- _Task to carry out_
Your answer should be one number: how many lines of the data include the string "خدمت"?

+ + + +

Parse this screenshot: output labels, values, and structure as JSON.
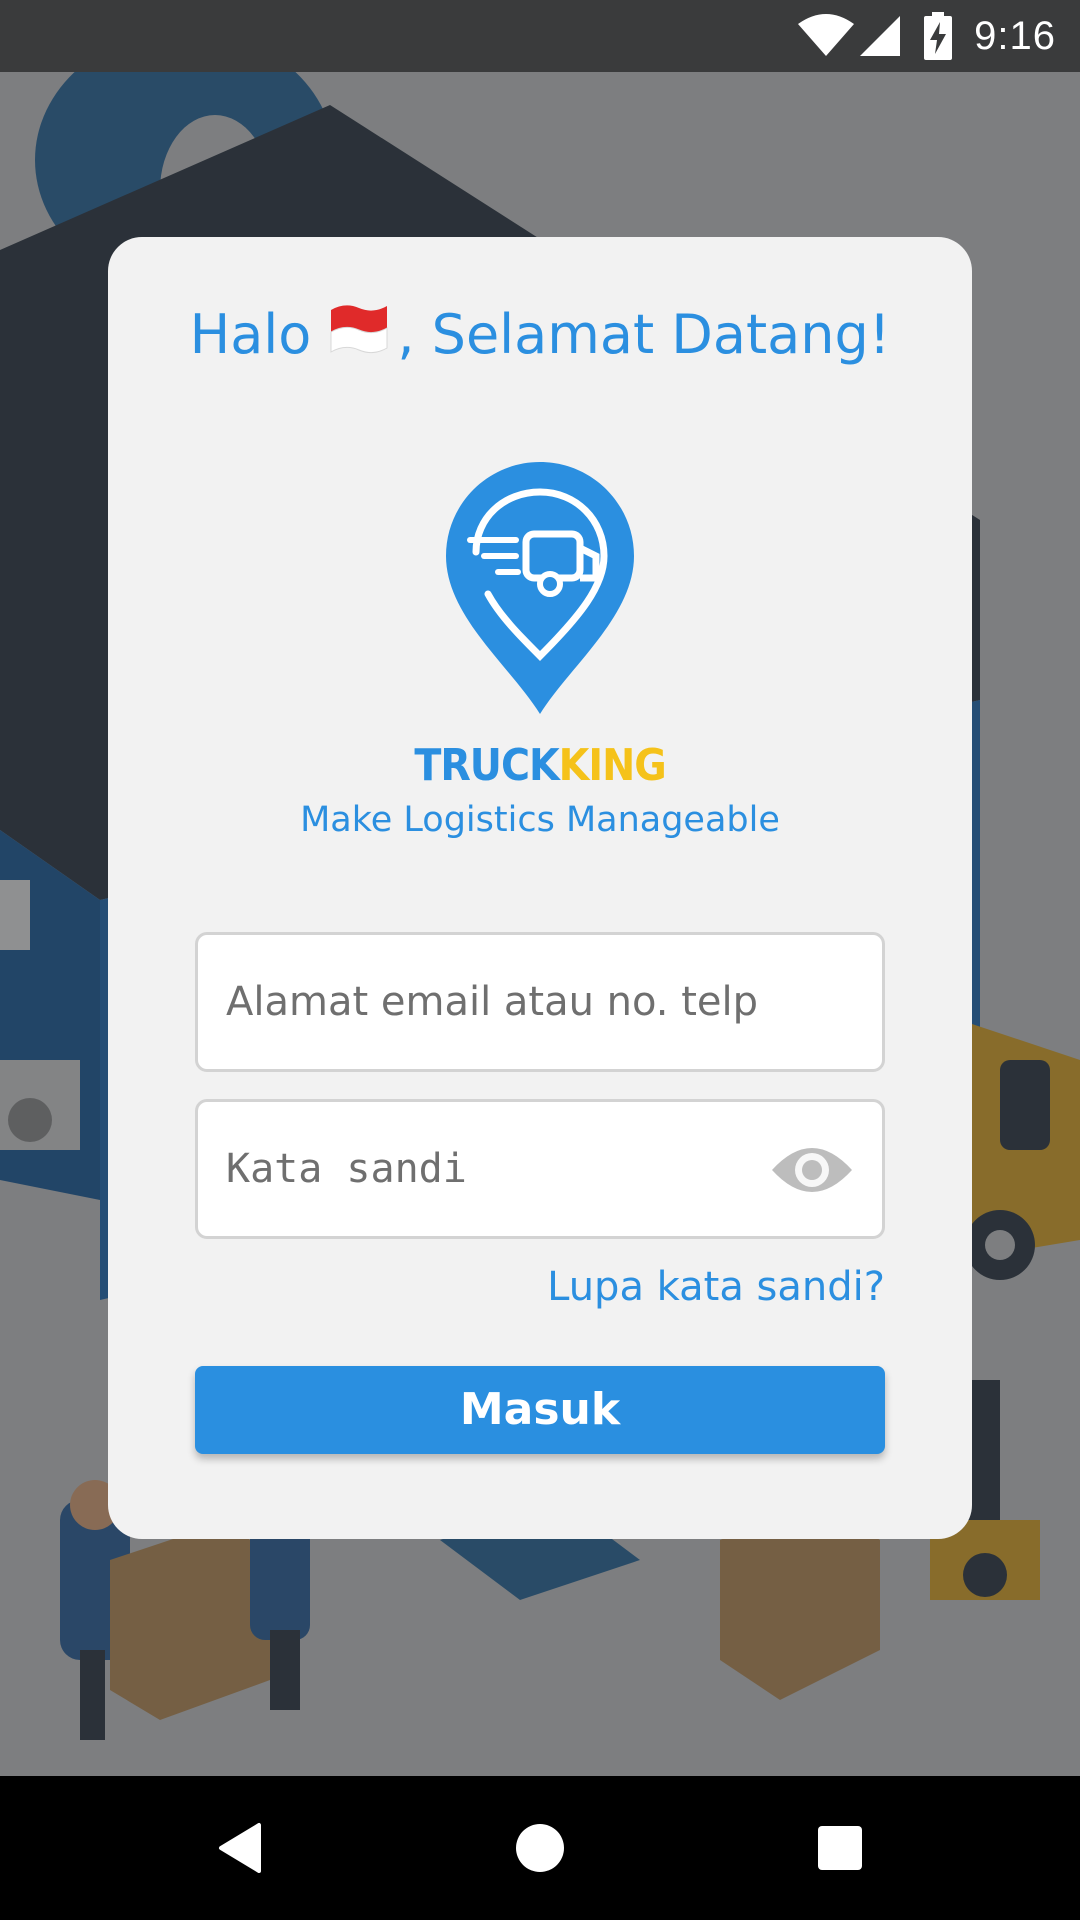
{
  "status_bar": {
    "time": "9:16",
    "icons": [
      "wifi-icon",
      "cell-signal-icon",
      "battery-charging-icon"
    ]
  },
  "login": {
    "greeting_prefix": "Halo",
    "greeting_suffix": ", Selamat Datang!",
    "flag_icon": "indonesia-flag-icon",
    "brand_part1": "TRUCK",
    "brand_part2": "KING",
    "tagline": "Make Logistics Manageable",
    "email_placeholder": "Alamat email atau no. telp",
    "password_placeholder": "Kata sandi",
    "forgot_label": "Lupa kata sandi?",
    "login_label": "Masuk"
  },
  "nav_bar": {
    "icons": [
      "back-icon",
      "home-icon",
      "recents-icon"
    ]
  },
  "colors": {
    "brand_blue": "#2b8fe0",
    "brand_yellow": "#f5c21a",
    "card_bg": "#f2f2f2"
  }
}
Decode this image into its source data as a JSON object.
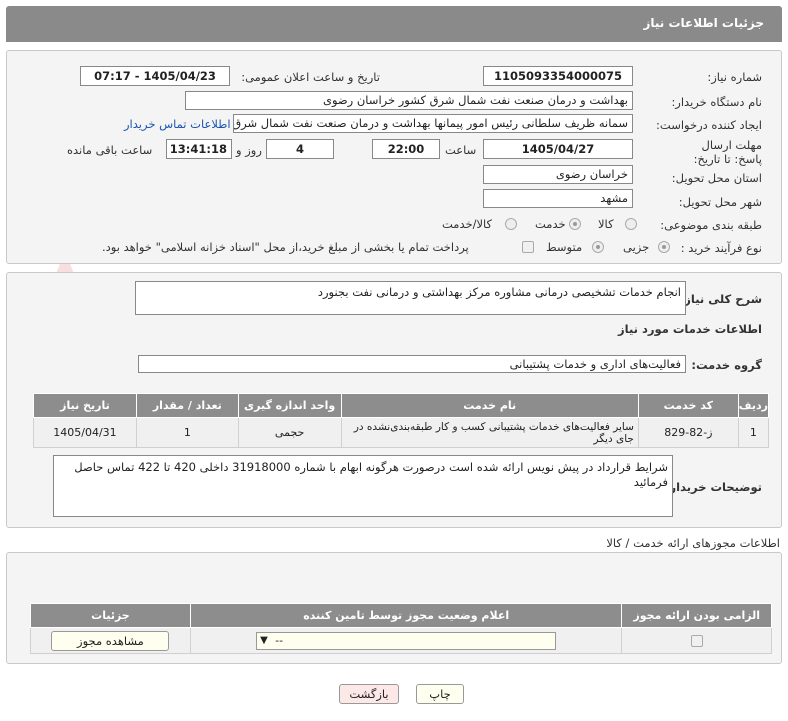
{
  "header": {
    "title": "جزئیات اطلاعات نیاز"
  },
  "form": {
    "need_number_label": "شماره نیاز:",
    "need_number": "1105093354000075",
    "announce_label": "تاریخ و ساعت اعلان عمومی:",
    "announce_value": "1405/04/23 - 07:17",
    "buyer_org_label": "نام دستگاه خریدار:",
    "buyer_org": "بهداشت و درمان صنعت نفت شمال شرق کشور   خراسان رضوی",
    "requester_label": "ایجاد کننده درخواست:",
    "requester": "سمانه ظریف سلطانی رئیس امور پیمانها بهداشت و درمان صنعت نفت شمال شرق",
    "buyer_contact_link": "اطلاعات تماس خریدار",
    "deadline_label": "مهلت ارسال پاسخ: تا تاریخ:",
    "deadline_date": "1405/04/27",
    "time_label": "ساعت",
    "deadline_time": "22:00",
    "days": "4",
    "days_label": "روز و",
    "remaining": "13:41:18",
    "remaining_label": "ساعت باقی مانده",
    "province_label": "استان محل تحویل:",
    "province": "خراسان رضوی",
    "city_label": "شهر محل تحویل:",
    "city": "مشهد",
    "category_label": "طبقه بندی موضوعی:",
    "category_options": [
      "کالا",
      "خدمت",
      "کالا/خدمت"
    ],
    "category_selected": "خدمت",
    "process_label": "نوع فرآیند خرید :",
    "process_options": [
      "جزیی",
      "متوسط"
    ],
    "process_selected": "جزیی",
    "payment_note": "پرداخت تمام یا بخشی از مبلغ خرید،از محل \"اسناد خزانه اسلامی\" خواهد بود."
  },
  "summary": {
    "label": "شرح کلی نیاز:",
    "value": "انجام خدمات تشخیصی درمانی مشاوره مرکز بهداشتی و درمانی نفت بجنورد"
  },
  "services": {
    "heading": "اطلاعات خدمات مورد نیاز",
    "group_label": "گروه خدمت:",
    "group_value": "فعالیت‌های اداری و خدمات پشتیبانی",
    "columns": [
      "ردیف",
      "کد خدمت",
      "نام خدمت",
      "واحد اندازه گیری",
      "تعداد / مقدار",
      "تاریخ نیاز"
    ],
    "rows": [
      [
        "1",
        "ز-82-829",
        "سایر فعالیت‌های خدمات پشتیبانی کسب و کار طبقه‌بندی‌نشده در جای دیگر",
        "حجمی",
        "1",
        "1405/04/31"
      ]
    ]
  },
  "buyer_notes": {
    "label": "توضیحات خریدار:",
    "value": "شرایط قرارداد در پیش نویس ارائه شده است درصورت هرگونه ابهام با شماره 31918000 داخلی 420 تا 422 تماس حاصل فرمائید"
  },
  "permits": {
    "heading": "اطلاعات مجوزهای ارائه خدمت / کالا",
    "columns": [
      "الزامی بودن ارائه مجوز",
      "اعلام وضعیت مجوز توسط تامین کننده",
      "جزئیات"
    ],
    "select_value": "--",
    "view_button": "مشاهده مجوز"
  },
  "footer": {
    "print_button": "چاپ",
    "back_button": "بازگشت"
  },
  "watermark": {
    "text": "AriaTender.net"
  }
}
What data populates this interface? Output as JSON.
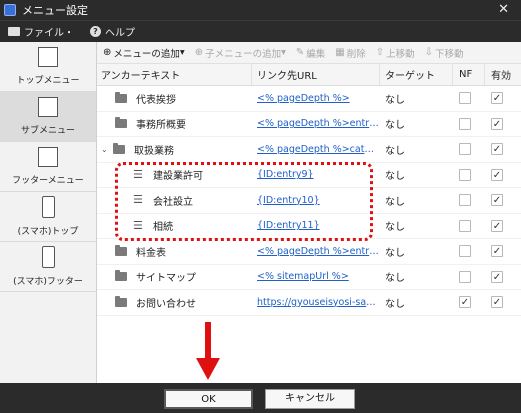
{
  "window": {
    "title": "メニュー設定"
  },
  "menubar": {
    "file": "ファイル・",
    "help": "ヘルプ"
  },
  "sidebar": {
    "items": [
      {
        "label": "トップメニュー"
      },
      {
        "label": "サブメニュー"
      },
      {
        "label": "フッターメニュー"
      },
      {
        "label": "(スマホ)トップ"
      },
      {
        "label": "(スマホ)フッター"
      }
    ]
  },
  "toolbar": {
    "add_menu": "メニューの追加",
    "add_submenu": "子メニューの追加",
    "edit": "編集",
    "delete": "削除",
    "move_up": "上移動",
    "move_down": "下移動"
  },
  "grid": {
    "headers": {
      "anchor": "アンカーテキスト",
      "url": "リンク先URL",
      "target": "ターゲット",
      "nf": "NF",
      "valid": "有効"
    },
    "rows": [
      {
        "anchor": "代表挨拶",
        "url": "<% pageDepth %>",
        "target": "なし",
        "nf": false,
        "valid": true
      },
      {
        "anchor": "事務所概要",
        "url": "<% pageDepth %>entry1.",
        "target": "なし",
        "nf": false,
        "valid": true
      },
      {
        "anchor": "取扱業務",
        "url": "<% pageDepth %>categor",
        "target": "なし",
        "nf": false,
        "valid": true
      },
      {
        "anchor": "建設業許可",
        "url": "{ID:entry9}",
        "target": "なし",
        "nf": false,
        "valid": true
      },
      {
        "anchor": "会社設立",
        "url": "{ID:entry10}",
        "target": "なし",
        "nf": false,
        "valid": true
      },
      {
        "anchor": "相続",
        "url": "{ID:entry11}",
        "target": "なし",
        "nf": false,
        "valid": true
      },
      {
        "anchor": "料金表",
        "url": "<% pageDepth %>entry5.",
        "target": "なし",
        "nf": false,
        "valid": true
      },
      {
        "anchor": "サイトマップ",
        "url": "<% sitemapUrl %>",
        "target": "なし",
        "nf": false,
        "valid": true
      },
      {
        "anchor": "お問い合わせ",
        "url": "https://gyouseisyosi-sample",
        "target": "なし",
        "nf": true,
        "valid": true
      }
    ]
  },
  "footer": {
    "ok": "OK",
    "cancel": "キャンセル"
  },
  "colors": {
    "annotation": "#e01010",
    "link": "#2060c8",
    "chrome": "#2b2b2b"
  }
}
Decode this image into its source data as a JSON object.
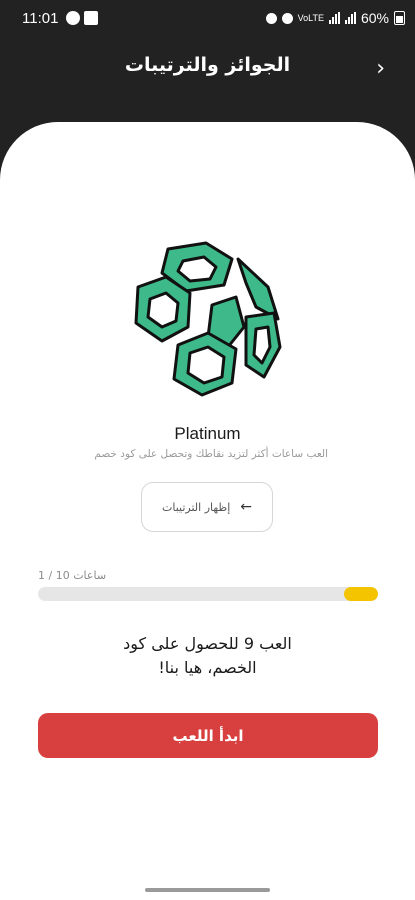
{
  "status_bar": {
    "time": "11:01",
    "battery": "60%",
    "network_text": "VoLTE"
  },
  "header": {
    "title": "الجوائز والترتيبات",
    "back_icon": "chevron-right-icon"
  },
  "tier": {
    "name": "Platinum",
    "description": "العب ساعات أكثر لتزيد نقاطك وتحصل على كود خصم",
    "badge_color": "#3DB98A"
  },
  "rankings_button": {
    "label": "إظهار الترتيبات",
    "icon": "arrow-left-icon"
  },
  "progress": {
    "label": "1 / 10 ساعات",
    "current": 1,
    "target": 10,
    "fill_color": "#F5C400"
  },
  "motivation": {
    "line1": "العب 9 للحصول على كود",
    "line2": "الخصم، هيا بنا!"
  },
  "start_button": {
    "label": "ابدأ اللعب",
    "color": "#D8403F"
  }
}
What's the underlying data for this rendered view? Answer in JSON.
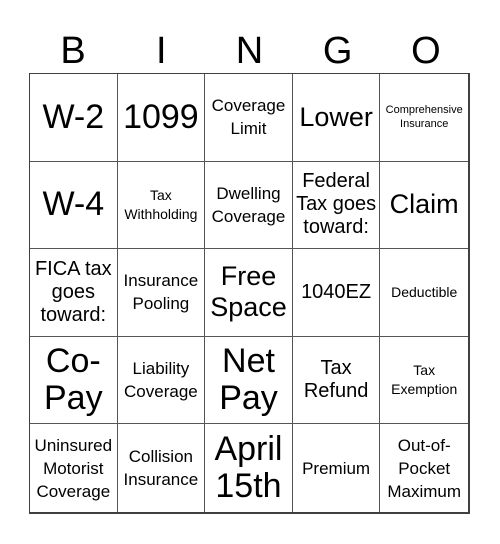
{
  "header": {
    "letters": [
      "B",
      "I",
      "N",
      "G",
      "O"
    ]
  },
  "cells": [
    {
      "text": "W-2",
      "size": "w"
    },
    {
      "text": "1099",
      "size": "w"
    },
    {
      "text": "Coverage\nLimit",
      "size": "sm"
    },
    {
      "text": "Lower",
      "size": "lg"
    },
    {
      "text": "Comprehensive\nInsurance",
      "size": "xxs"
    },
    {
      "text": "W-4",
      "size": "w"
    },
    {
      "text": "Tax\nWithholding",
      "size": "xs"
    },
    {
      "text": "Dwelling\nCoverage",
      "size": "sm"
    },
    {
      "text": "Federal\nTax goes\ntoward:",
      "size": "md"
    },
    {
      "text": "Claim",
      "size": "lg"
    },
    {
      "text": "FICA tax\ngoes\ntoward:",
      "size": "md"
    },
    {
      "text": "Insurance\nPooling",
      "size": "sm"
    },
    {
      "text": "Free\nSpace",
      "size": "lg"
    },
    {
      "text": "1040EZ",
      "size": "md"
    },
    {
      "text": "Deductible",
      "size": "xs"
    },
    {
      "text": "Co-\nPay",
      "size": "xl"
    },
    {
      "text": "Liability\nCoverage",
      "size": "sm"
    },
    {
      "text": "Net\nPay",
      "size": "xl"
    },
    {
      "text": "Tax\nRefund",
      "size": "md"
    },
    {
      "text": "Tax\nExemption",
      "size": "xs"
    },
    {
      "text": "Uninsured\nMotorist\nCoverage",
      "size": "sm"
    },
    {
      "text": "Collision\nInsurance",
      "size": "sm"
    },
    {
      "text": "April\n15th",
      "size": "xl"
    },
    {
      "text": "Premium",
      "size": "sm"
    },
    {
      "text": "Out-of-\nPocket\nMaximum",
      "size": "sm"
    }
  ]
}
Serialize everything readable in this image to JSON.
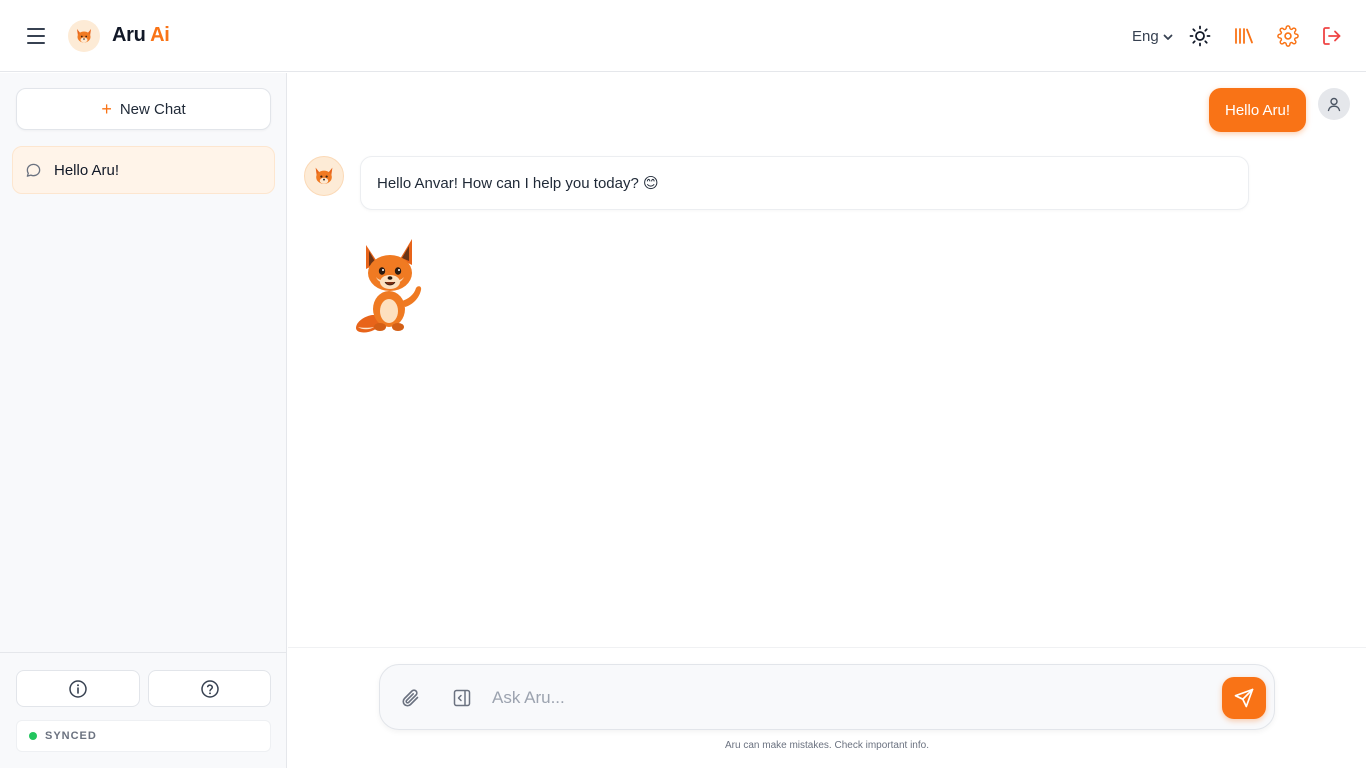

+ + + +

- _Completed exercise_
7